[Assigned task]
Scan the records below, and wherever a line has the word "JSON", pull it out.

BEGIN Data supplied

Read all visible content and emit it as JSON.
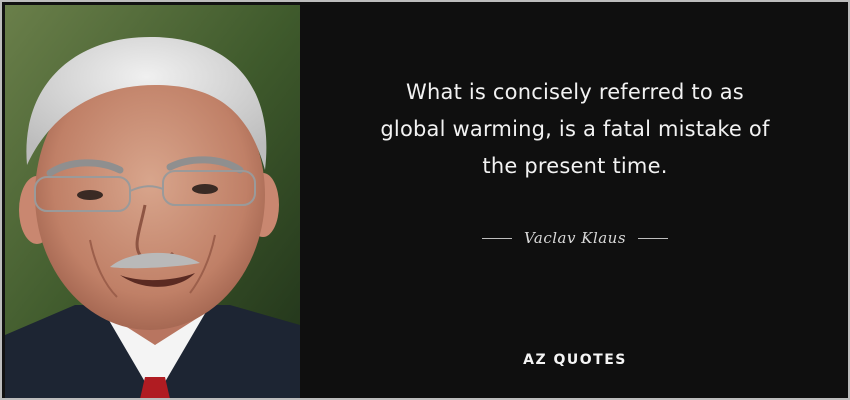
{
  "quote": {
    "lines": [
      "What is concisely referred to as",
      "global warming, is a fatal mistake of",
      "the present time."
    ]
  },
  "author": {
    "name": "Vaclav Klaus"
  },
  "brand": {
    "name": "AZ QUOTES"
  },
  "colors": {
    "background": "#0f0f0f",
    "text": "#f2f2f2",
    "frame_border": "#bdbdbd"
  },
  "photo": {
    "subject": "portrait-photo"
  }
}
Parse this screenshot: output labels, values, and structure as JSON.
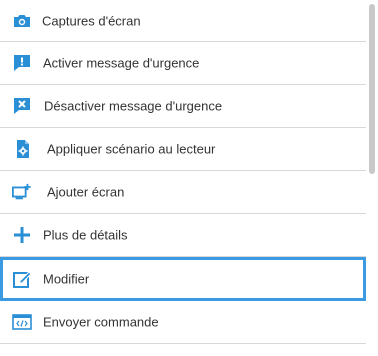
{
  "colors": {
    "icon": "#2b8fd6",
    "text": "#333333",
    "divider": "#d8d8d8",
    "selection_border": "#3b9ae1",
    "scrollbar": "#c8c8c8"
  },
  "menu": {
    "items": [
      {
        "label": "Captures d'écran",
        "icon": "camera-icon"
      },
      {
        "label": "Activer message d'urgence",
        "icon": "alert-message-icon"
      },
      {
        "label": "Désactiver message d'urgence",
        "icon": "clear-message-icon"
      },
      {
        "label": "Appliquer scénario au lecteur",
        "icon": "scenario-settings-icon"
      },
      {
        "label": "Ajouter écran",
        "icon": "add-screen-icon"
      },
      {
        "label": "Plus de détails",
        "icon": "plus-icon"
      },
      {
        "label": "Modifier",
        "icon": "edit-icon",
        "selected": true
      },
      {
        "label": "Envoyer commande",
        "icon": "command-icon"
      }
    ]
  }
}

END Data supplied
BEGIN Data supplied

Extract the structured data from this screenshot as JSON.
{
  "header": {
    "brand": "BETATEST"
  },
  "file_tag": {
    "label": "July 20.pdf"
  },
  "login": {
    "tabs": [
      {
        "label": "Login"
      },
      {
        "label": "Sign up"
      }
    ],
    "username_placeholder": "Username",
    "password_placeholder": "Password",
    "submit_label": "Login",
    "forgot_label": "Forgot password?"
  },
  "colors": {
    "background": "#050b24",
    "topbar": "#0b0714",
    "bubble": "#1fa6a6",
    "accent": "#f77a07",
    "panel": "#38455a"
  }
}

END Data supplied

[Output for this exercise]
Read all visible content and emit it as JSON.
Parse this screenshot: output labels, values, and structure as JSON.
Extract the structured data from this screenshot as JSON.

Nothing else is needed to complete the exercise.